## Exercise material
>>>

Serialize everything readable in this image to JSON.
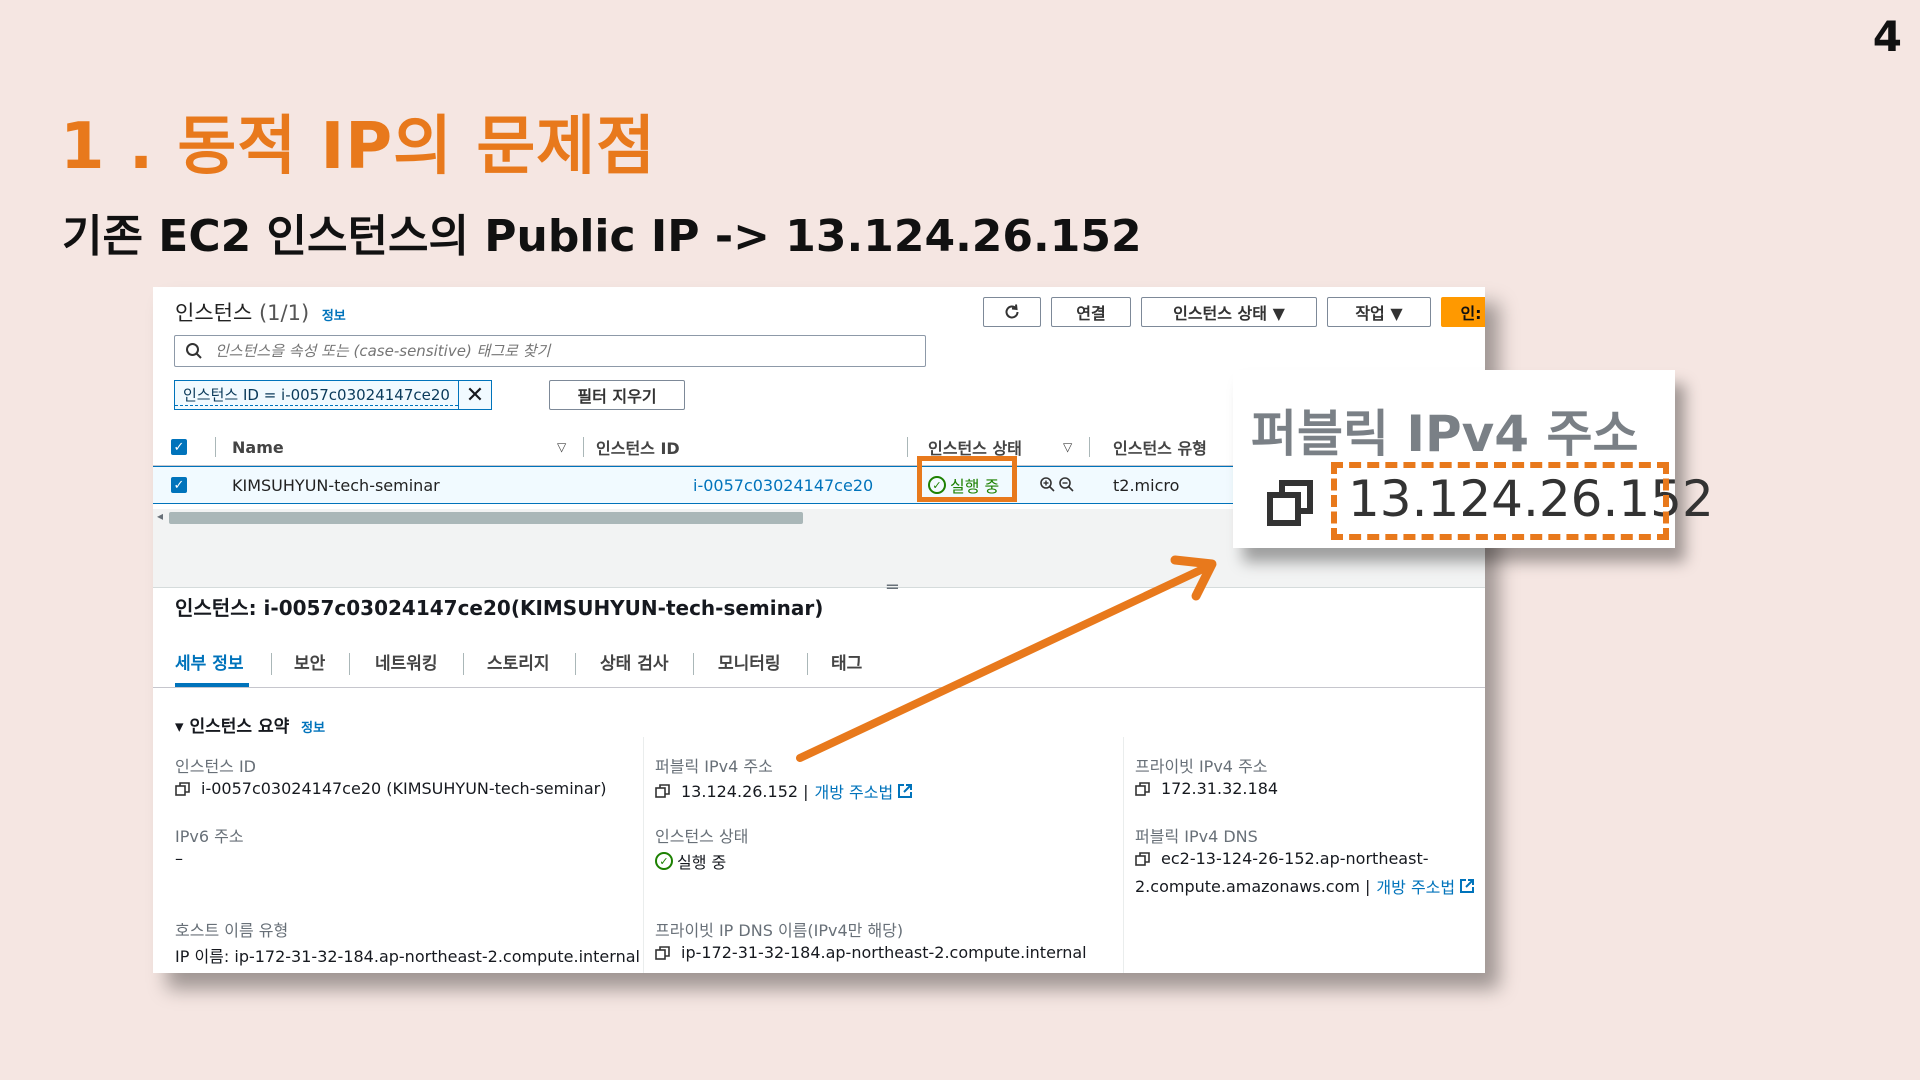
{
  "slide": {
    "page_number": "4",
    "title": "1 . 동적 IP의 문제점",
    "subtitle": "기존 EC2 인스턴스의 Public IP -> 13.124.26.152"
  },
  "colors": {
    "accent": "#e8791c",
    "aws_blue": "#0073bb",
    "running_green": "#1d8102",
    "background": "#f5e6e2"
  },
  "instances_list": {
    "title": "인스턴스",
    "count": "(1/1)",
    "info_link": "정보",
    "toolbar": {
      "refresh_icon": "refresh-icon",
      "connect": "연결",
      "instance_state": "인스턴스 상태 ▼",
      "actions": "작업 ▼",
      "launch_partial": "인:"
    },
    "search_placeholder": "인스턴스을 속성 또는 (case-sensitive) 태그로 찾기",
    "filter_token": "인스턴스 ID = i-0057c03024147ce20",
    "clear_filters": "필터 지우기",
    "columns": [
      "Name",
      "인스턴스 ID",
      "인스턴스 상태",
      "인스턴스 유형"
    ],
    "rows": [
      {
        "name": "KIMSUHYUN-tech-seminar",
        "instance_id": "i-0057c03024147ce20",
        "state": "실행 중",
        "type": "t2.micro"
      }
    ]
  },
  "detail": {
    "title": "인스턴스: i-0057c03024147ce20(KIMSUHYUN-tech-seminar)",
    "tabs": [
      "세부 정보",
      "보안",
      "네트워킹",
      "스토리지",
      "상태 검사",
      "모니터링",
      "태그"
    ],
    "active_tab": "세부 정보",
    "summary_title": "인스턴스 요약",
    "summary_info": "정보",
    "fields": {
      "instance_id_label": "인스턴스 ID",
      "instance_id_value": "i-0057c03024147ce20 (KIMSUHYUN-tech-seminar)",
      "ipv6_label": "IPv6 주소",
      "ipv6_value": "–",
      "hostname_type_label": "호스트 이름 유형",
      "hostname_type_value": "IP 이름: ip-172-31-32-184.ap-northeast-2.compute.internal",
      "public_ipv4_label": "퍼블릭 IPv4 주소",
      "public_ipv4_value": "13.124.26.152 |",
      "open_address": "개방 주소법",
      "state_label": "인스턴스 상태",
      "state_value": "실행 중",
      "private_dns_label": "프라이빗 IP DNS 이름(IPv4만 해당)",
      "private_dns_value": "ip-172-31-32-184.ap-northeast-2.compute.internal",
      "private_ipv4_label": "프라이빗 IPv4 주소",
      "private_ipv4_value": "172.31.32.184",
      "public_dns_label": "퍼블릭 IPv4 DNS",
      "public_dns_value_1": "ec2-13-124-26-152.ap-northeast-",
      "public_dns_value_2": "2.compute.amazonaws.com |",
      "open_address_2": "개방 주소법"
    }
  },
  "zoom_callout": {
    "label": "퍼블릭 IPv4 주소",
    "ip": "13.124.26.152"
  }
}
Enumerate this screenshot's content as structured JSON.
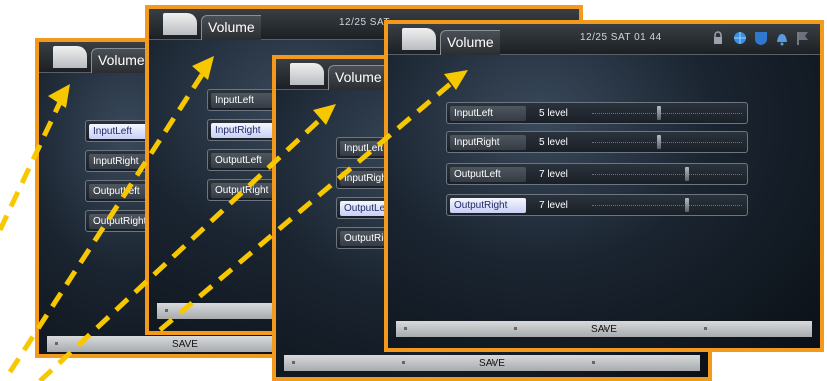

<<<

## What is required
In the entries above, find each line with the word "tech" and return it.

## Written reply
        "name": "KIMSUHYUN-tech-seminar",
    "title": "인스턴스: i-0057c03024147ce20(KIMSUHYUN-tech-seminar)",
      "instance_id_value": "i-0057c03024147ce20 (KIMSUHYUN-tech-seminar)",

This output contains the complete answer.